Data have been deposited at NCBI under accession number GSE25557.
We thank members of the laboratory, D. Wiginton and C. Wylie for input. We also thank M. Kofron, T. Stefader and R. Lang for assistance with imaging. Vectors and antibodies were from D. Melton (Addgene no. 19410, 19413), S. Yamanaka (17217–17220), C. Baum (OCT4, KLF4, SOX4, MYC lenti), and I. Manabe (KLF5 antibody). This work was supported by the Juvenile Diabetes Research Foundation JDRF-2-2003-530 (J.M.W.) and NIH, R01GM072915 (J.M.W.); R01DK080823A1 and S1 (A.M.Z. and J.M.W.); R03 DK084167 and R01 CA142826 (N.F.S.), F32 DK83202-01 and T32 HD07463 (J.R.S.). We also acknowledge core support for viral vectors, microarrays (supported by P30 DK078392), karyotyping and the Pluripotent Stem Cell Facility (supported by U54 RR025216).

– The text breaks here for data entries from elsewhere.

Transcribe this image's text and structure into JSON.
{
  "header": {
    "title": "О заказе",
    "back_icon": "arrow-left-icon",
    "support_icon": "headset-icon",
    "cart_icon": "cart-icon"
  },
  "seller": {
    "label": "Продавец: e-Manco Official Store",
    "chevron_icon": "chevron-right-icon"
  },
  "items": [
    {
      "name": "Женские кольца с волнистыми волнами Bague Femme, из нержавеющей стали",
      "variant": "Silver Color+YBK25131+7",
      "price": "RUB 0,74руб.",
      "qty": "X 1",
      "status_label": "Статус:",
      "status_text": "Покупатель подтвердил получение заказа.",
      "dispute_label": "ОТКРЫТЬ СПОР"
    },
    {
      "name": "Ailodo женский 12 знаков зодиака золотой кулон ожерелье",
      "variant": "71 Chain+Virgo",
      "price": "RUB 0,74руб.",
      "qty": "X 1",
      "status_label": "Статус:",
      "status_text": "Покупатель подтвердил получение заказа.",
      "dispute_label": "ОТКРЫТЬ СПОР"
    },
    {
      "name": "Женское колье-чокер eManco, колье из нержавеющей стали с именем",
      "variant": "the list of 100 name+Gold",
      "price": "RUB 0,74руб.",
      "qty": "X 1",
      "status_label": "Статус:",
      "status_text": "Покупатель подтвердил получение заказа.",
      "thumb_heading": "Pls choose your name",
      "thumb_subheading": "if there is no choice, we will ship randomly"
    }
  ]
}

This file contains Supplementary Figures 1-15 with legends, Supplementary Tables 1-3 and additional references.
About this article
Nature Reviews Genetics (2018)